Adjectives and Adverbs: Forms for Comparison



A common error in using adjectives and adverbs arises from using the wrong form for comparison.

Incorrect:  She is the poorest of the two women.

Correct:
She is poor. (positive form)
She is the poorer of the two women. (comparative form/two items)
She is the poorest of them all. (superlative form/more than two)

Many one- and two-syllable adjectives and one-syllable adverbs may be compared by adding ‑er or ‑est.

Examples:
sweet, sweeter, sweetest
high, higher, highest
silly, sillier, silliest
big, bigger, biggest

Usually, with words of three or more syllables, don’t add ‑er or ‑est. Use more or most in front of the words. Never use both the ‑er or ‑est suffix and more or most.

Example:  efficient, more efficient, most efficient

Incorrect:
He is efficienter at using the PowerPoint program than his boss is.
He is more efficienter at using the PowerPoint program than his boss is.

Correct:  He is more efficient at using the PowerPoint program than his boss is.

Some words have irregular comparative and superlative forms.

Examples:
bad, worse, worst
good, better, best

Incorrect:  She is the best candidate of the two for the job.

Correct:  She is the better candidate of the two for the job.

When comparing most ‑ly adverbs, keep the ‑ly and add more or most.

Incorrect:  She spoke quicker than he did.

Correct:
She spoke quickly.
She spoke more quickly than he did.

Incorrect:  Talk quieter.

Correct:
Talk quietly.
Talk more quietly.

 

Pop Quiz

Fix the incorrect sentences.

1. She is even curiouser than her little brother.
2. I can run more faster than you can.
3. I can run more quickly than you can.
4. My brother is the youngest of the two of us.
5. She is the best of the two sisters at braiding hair.

 

Pop Quiz Answers

1. She is even more curious than her little brother.
2. I can run faster than you can.
3. I can run more quickly than you can.
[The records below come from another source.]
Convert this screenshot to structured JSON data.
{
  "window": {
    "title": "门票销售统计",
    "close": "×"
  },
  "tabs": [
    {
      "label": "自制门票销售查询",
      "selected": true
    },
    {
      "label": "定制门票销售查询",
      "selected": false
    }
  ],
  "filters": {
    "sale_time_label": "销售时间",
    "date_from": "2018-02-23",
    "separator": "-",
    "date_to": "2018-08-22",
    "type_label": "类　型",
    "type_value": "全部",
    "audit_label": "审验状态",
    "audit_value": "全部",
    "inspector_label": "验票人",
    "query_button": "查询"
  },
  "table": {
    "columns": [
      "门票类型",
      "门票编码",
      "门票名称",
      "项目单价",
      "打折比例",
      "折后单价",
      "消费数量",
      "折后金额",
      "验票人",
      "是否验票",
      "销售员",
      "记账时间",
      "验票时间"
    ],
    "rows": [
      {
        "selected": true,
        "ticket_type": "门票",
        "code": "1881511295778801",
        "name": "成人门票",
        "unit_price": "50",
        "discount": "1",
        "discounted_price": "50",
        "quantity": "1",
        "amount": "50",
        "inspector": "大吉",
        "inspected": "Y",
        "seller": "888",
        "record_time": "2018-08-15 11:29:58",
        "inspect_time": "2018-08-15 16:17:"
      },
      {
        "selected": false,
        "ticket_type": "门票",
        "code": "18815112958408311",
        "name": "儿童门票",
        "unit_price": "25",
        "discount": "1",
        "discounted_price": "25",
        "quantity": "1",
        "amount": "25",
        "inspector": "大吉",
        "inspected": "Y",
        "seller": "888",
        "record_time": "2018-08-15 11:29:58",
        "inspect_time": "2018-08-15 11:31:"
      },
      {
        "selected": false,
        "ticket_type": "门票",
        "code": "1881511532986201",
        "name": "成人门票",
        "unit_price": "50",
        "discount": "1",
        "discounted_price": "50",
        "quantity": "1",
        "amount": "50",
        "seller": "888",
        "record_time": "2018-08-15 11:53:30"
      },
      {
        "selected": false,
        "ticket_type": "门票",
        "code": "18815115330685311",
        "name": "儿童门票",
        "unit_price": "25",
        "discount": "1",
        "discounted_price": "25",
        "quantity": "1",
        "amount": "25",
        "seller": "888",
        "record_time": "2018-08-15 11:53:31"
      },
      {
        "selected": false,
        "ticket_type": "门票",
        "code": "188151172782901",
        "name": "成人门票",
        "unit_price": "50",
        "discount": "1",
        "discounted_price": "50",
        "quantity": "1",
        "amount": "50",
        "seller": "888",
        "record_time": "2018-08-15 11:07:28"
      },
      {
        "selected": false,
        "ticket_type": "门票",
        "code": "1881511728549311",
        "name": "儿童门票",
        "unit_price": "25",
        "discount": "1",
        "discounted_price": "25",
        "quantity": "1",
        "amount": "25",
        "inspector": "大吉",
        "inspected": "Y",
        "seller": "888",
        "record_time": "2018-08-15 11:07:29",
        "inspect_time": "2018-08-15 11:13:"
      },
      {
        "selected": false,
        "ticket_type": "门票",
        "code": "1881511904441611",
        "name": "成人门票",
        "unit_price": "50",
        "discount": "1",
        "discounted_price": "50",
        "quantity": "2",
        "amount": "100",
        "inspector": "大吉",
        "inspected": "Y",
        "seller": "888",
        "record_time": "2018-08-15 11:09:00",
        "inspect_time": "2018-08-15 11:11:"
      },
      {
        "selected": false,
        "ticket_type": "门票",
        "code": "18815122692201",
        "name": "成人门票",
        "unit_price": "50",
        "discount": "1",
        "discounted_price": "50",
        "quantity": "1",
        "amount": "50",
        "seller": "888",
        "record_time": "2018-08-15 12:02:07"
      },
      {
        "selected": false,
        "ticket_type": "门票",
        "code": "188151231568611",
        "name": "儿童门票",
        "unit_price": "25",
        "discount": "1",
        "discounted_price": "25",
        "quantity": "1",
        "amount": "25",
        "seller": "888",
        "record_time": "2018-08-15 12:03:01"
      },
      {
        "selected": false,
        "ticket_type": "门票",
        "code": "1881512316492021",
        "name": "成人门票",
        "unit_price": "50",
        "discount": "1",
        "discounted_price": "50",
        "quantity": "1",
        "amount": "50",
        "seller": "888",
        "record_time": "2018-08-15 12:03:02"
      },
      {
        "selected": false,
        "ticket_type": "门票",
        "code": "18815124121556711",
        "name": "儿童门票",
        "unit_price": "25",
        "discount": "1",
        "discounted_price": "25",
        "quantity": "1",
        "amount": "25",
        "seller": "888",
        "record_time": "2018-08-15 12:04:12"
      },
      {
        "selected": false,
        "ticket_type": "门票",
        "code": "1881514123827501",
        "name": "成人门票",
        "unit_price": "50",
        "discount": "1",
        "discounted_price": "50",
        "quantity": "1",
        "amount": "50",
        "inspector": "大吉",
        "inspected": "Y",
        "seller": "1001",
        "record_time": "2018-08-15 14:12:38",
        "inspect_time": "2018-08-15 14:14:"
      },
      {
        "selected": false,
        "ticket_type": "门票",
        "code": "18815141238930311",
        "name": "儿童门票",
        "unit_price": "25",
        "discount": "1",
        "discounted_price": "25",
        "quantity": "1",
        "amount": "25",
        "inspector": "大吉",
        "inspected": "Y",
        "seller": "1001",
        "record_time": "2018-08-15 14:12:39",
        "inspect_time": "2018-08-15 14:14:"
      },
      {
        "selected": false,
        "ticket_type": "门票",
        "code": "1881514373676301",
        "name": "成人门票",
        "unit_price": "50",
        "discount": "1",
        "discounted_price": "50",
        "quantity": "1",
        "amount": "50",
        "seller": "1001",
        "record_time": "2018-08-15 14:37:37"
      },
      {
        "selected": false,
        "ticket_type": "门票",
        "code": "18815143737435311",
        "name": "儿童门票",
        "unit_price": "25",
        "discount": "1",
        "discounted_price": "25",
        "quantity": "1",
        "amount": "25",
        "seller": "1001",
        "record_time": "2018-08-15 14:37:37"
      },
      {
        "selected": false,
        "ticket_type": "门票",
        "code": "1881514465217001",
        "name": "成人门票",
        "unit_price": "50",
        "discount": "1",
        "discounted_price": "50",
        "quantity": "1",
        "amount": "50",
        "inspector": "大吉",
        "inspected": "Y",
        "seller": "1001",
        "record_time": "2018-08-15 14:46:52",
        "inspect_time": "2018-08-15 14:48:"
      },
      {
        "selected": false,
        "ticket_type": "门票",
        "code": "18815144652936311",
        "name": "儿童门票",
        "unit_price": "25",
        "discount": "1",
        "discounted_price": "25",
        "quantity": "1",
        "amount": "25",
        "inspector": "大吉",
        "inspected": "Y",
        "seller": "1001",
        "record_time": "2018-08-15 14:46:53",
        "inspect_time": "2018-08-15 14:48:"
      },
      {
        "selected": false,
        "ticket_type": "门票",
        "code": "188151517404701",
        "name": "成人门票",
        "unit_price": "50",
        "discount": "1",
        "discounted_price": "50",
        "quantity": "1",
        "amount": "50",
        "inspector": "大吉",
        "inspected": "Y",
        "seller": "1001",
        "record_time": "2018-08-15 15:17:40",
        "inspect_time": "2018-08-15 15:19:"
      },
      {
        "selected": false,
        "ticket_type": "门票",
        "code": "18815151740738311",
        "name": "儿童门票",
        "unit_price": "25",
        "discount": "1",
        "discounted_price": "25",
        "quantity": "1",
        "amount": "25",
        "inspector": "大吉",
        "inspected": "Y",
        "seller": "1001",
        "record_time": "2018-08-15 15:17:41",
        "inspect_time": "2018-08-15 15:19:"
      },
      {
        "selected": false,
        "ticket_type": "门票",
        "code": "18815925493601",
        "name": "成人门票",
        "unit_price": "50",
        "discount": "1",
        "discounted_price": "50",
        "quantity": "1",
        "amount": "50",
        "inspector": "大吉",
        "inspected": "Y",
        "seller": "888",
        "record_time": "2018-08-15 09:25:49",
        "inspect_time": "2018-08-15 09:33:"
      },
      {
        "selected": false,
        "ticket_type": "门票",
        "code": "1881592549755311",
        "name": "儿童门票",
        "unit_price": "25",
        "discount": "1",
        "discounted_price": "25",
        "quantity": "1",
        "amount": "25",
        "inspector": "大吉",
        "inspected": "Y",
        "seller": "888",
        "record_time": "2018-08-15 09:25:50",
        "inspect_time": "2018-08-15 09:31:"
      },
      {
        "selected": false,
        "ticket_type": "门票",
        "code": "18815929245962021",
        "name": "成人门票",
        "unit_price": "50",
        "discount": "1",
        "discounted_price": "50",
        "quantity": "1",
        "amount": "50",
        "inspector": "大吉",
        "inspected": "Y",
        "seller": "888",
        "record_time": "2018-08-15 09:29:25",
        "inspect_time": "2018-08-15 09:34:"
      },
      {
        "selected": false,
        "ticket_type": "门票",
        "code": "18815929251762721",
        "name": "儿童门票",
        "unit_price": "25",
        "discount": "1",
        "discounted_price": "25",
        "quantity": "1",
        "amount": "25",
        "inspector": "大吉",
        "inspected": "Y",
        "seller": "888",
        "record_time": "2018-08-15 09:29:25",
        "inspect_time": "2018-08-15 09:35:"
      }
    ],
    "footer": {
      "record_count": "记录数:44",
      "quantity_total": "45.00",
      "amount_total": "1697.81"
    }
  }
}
CORRECT
4. My brother is the younger of the two of us.
5. She is the better of the two sisters at braiding hair.

Posted on Tuesday, June 11, 2019, at 11:00 pm

If you wish to respond to another reader's question or comment, please click its corresponding "REPLY" button. If the article or the existing discussions do not address a thought or question you have on the subject, please use the "Comment" box at the bottom of this page.

4 Comments on Adjectives and Adverbs: Forms for Comparison

4 responses to “Adjectives and Adverbs: Forms for Comparison”

  1. Judy Black says:

    Regarding: Many one- and two-syllable adjectives and one-syllable adverbs may be compared by adding ‑er or ‑est.

    In the USA, the use of FAR is more complex (and disputed).
    When referring to physical distance: far, farther, farthest.
    When referring to non-figurative distances: far, further, furthest.

  2. Greg Olsen says:

    Although I agree with what’s posted here, I really believe some of these pedantic, senseless and from a time gone by rules have to go.

    Many will say and write “quicker” rather than “more quickly.” It’s fewer letters, one fewer word, consistent with other use, and it’s universally understood. More quickly, is white-glove, blue-hair fussy.

    Same with poorer. She is the poorer of the two women sounds wrong.

    English is hard enough (queue. phonics, and lisp are three of many abominable words — I mean, really — who was so cruel to put an “s” in “lisp”?)

Leave a Comment or Question:

Please ensure that your question or comment relates to the topic of the blog post. Unrelated comments may be deleted. If necessary, use the "Search" box on the right side of the page to find a post closely related to your question or comment.

Your email address will not be published. Required fields are marked *